As for Spacejock, from 2005-2010 only a handful of my novels were sold outside this country, and those were very expensive exports.

So, the success of the ebooks has nothing to do with their publication in Australia, and everything to do with the following:

1) offering the first book free
2) To a small degree, my online footprint in terms of Myspace (back when), Facebook, Twitter etc. I do mention my stuff there, but don't regard them as a sales channel.
3) having a decent product

Numbers 1 and 3 were the key.

Obviously it's impossible to offer a freebie if you're releasing your first novel, and that's where it's important to get the second out asap. Basically you publish the first, do a bit of low-key promo and then ignore it while you focus on making the second even better.

Once you have two or three up the fun can really start.

There's another thing to consider too - if you self-pub an ebook and attract an audience by yourself, there's every chance a trade publisher will come knocking. It's almost like a rehearsal these days, whereas when I was starting out if you self-pubbed an ebook you could kiss a trade publishing deal goodbye.

Simon Haynes said...

PS I think the Simon Haynes author page on Facebook has about 200 likes after a year or so, but I'm now selling over 500 ebooks a month, split fairly evenly between the US and UK.

Unless those 200 Facebook fans are super-keen (and have multiple Amazon accounts), my sales are all going to people I have no contact with.

Vero said...

Thanks for sharing your publication road, that's very interesting, and a well deserved achievement. The digital age is pretty great news for writers, in my opinion. Not that I've lived long enough to personally experience any other age, but I still think it's a great time for writers.

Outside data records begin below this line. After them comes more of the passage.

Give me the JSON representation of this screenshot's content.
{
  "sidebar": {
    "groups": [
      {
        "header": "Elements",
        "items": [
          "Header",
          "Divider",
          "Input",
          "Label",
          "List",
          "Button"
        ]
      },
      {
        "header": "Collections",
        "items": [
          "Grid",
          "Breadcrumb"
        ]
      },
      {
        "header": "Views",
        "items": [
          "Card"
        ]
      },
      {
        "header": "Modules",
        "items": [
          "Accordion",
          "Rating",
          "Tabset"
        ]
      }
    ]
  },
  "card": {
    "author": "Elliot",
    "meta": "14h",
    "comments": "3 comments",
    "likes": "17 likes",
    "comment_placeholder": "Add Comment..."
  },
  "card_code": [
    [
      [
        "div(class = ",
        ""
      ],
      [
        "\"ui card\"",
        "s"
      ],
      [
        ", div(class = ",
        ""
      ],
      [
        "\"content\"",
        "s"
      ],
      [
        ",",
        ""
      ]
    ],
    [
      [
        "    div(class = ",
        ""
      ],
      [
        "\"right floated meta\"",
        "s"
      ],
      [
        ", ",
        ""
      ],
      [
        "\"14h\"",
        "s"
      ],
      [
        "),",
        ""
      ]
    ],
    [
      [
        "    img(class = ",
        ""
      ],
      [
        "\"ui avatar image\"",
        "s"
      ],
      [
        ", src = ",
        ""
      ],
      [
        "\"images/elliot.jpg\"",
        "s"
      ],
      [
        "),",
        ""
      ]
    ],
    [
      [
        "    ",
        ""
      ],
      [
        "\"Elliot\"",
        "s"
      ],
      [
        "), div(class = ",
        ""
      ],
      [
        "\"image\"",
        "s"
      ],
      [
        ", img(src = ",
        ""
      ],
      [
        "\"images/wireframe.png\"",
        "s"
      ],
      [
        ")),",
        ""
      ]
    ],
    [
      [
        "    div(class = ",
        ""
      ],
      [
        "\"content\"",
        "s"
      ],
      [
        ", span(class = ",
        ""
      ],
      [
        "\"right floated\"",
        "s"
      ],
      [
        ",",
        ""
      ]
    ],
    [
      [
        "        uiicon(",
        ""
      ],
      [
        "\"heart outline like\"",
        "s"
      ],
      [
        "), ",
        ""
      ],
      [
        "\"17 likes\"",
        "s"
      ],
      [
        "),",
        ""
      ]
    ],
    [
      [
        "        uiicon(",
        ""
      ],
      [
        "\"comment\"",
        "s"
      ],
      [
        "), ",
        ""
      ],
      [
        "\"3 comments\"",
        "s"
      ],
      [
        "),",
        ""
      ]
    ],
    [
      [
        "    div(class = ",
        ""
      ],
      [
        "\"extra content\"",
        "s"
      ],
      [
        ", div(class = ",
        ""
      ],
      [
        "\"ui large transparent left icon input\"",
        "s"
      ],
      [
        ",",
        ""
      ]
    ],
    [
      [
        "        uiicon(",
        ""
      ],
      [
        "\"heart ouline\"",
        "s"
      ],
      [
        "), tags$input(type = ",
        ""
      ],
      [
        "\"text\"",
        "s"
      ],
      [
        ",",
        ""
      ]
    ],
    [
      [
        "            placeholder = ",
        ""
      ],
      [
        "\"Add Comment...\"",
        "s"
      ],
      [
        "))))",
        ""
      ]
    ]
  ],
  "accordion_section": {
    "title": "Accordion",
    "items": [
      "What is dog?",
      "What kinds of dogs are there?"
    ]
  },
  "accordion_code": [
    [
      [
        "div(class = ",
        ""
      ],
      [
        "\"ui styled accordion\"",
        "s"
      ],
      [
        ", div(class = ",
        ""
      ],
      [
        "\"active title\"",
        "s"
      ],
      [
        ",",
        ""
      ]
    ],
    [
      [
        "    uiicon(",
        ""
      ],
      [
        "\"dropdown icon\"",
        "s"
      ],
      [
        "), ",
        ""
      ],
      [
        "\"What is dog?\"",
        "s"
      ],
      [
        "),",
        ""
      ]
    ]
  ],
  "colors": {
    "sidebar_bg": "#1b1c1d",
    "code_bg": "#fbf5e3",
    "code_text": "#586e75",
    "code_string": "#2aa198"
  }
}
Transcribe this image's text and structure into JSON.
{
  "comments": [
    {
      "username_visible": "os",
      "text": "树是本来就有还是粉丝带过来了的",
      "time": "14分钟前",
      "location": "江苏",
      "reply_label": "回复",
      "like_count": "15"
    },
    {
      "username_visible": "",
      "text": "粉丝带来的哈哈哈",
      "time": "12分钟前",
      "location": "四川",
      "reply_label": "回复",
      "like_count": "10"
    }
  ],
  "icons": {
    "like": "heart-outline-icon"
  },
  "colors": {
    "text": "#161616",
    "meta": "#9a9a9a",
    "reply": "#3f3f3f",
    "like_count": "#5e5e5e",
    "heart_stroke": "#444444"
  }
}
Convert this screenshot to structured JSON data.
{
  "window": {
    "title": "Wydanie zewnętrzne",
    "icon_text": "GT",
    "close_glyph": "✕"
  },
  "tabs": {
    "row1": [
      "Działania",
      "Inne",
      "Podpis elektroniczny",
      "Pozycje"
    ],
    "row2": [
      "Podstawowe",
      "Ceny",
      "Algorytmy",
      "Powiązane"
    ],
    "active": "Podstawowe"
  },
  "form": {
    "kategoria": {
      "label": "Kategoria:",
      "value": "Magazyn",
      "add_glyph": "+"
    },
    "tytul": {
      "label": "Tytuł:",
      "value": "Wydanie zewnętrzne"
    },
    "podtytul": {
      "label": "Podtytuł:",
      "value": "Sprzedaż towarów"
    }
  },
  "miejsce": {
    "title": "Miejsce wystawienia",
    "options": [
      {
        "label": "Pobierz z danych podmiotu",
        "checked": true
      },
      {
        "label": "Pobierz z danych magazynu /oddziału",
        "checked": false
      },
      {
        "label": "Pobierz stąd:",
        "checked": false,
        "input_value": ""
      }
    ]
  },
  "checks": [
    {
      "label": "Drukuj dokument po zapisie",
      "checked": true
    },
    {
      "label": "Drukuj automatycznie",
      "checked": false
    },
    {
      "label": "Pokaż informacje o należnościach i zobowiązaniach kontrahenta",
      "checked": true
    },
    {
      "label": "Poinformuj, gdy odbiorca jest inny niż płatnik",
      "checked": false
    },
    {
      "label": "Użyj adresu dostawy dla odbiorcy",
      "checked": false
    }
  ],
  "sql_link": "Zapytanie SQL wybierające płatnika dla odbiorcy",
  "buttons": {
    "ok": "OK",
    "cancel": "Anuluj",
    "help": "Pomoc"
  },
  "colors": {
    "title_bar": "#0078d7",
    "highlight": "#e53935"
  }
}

Having a quality product is obviously essential, but the rest of it -- the marketing (freebies are also part of marketing) is important too. After a book is liked by enough readers, marketing pretty much becomes independent as word-of-mouth. There's no better marketing than that! But it needs a bit of maintenance too, though that requires much less effort than initially.

In this light, I think you might find Kristen Lamb's book on smart social media marketing interesting (as opposed to spamming, or like you said, transforming your social profiles in sales channels), if you haven't read it yet -- We Are Not Alone.
What I found most instructional in this book was her understanding of how social media can work in favor of writers. Useful perspective.

It's true that successful self-pubbers attract traditional publishers, since they prefer to invest in writers who come with an implicit promise of sales. I think self-publishing is a very viable alternative for writers regardless. In time, the stigma of poor quality will also lessen, one way or another, most likely through the development of a generally accepted rating system or channel. But I digress.


P.S. Wow, awesome sales, kudos! And thanks very much for the conversation. :)